What you are asked to do: The full listing, start to finish: write it out again exactly.

=== Section Start ===

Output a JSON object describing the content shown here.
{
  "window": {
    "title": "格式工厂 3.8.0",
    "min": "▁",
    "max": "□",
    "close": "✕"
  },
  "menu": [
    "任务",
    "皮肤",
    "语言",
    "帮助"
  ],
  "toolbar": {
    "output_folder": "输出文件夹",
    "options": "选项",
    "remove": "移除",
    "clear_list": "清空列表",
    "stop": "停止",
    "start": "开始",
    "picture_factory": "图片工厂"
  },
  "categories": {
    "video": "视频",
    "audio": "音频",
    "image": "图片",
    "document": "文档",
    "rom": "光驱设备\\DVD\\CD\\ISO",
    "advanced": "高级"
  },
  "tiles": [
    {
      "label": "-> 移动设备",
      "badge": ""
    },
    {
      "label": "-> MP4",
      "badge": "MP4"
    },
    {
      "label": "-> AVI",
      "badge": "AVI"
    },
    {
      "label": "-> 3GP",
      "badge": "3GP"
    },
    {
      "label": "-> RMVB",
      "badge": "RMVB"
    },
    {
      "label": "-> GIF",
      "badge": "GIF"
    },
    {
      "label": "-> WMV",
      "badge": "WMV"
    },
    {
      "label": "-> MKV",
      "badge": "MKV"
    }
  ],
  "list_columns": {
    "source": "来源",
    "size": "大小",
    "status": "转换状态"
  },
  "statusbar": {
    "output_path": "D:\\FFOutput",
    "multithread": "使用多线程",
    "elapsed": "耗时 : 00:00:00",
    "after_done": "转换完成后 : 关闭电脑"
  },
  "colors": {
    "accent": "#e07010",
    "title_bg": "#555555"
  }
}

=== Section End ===

Task response:
Output a JSON object describing the content shown here.
{
  "window": {
    "title": "格式工厂 3.8.0",
    "min": "▁",
    "max": "□",
    "close": "✕"
  },
  "menu": [
    "任务",
    "皮肤",
    "语言",
    "帮助"
  ],
  "toolbar": {
    "output_folder": "输出文件夹",
    "options": "选项",
    "remove": "移除",
    "clear_list": "清空列表",
    "stop": "停止",
    "start": "开始",
    "picture_factory": "图片工厂"
  },
  "categories": {
    "video": "视频",
    "audio": "音频",
    "image": "图片",
    "document": "文档",
    "rom": "光驱设备\\DVD\\CD\\ISO",
    "advanced": "高级"
  },
  "tiles": [
    {
      "label": "-> 移动设备",
      "badge": ""
    },
    {
      "label": "-> MP4",
      "badge": "MP4"
    },
    {
      "label": "-> AVI",
      "badge": "AVI"
    },
    {
      "label": "-> 3GP",
      "badge": "3GP"
    },
    {
      "label": "-> RMVB",
      "badge": "RMVB"
    },
    {
      "label": "-> GIF",
      "badge": "GIF"
    },
    {
      "label": "-> WMV",
      "badge": "WMV"
    },
    {
      "label": "-> MKV",
      "badge": "MKV"
    }
  ],
  "list_columns": {
    "source": "来源",
    "size": "大小",
    "status": "转换状态"
  },
  "statusbar": {
    "output_path": "D:\\FFOutput",
    "multithread": "使用多线程",
    "elapsed": "耗时 : 00:00:00",
    "after_done": "转换完成后 : 关闭电脑"
  },
  "colors": {
    "accent": "#e07010",
    "title_bg": "#555555"
  }
}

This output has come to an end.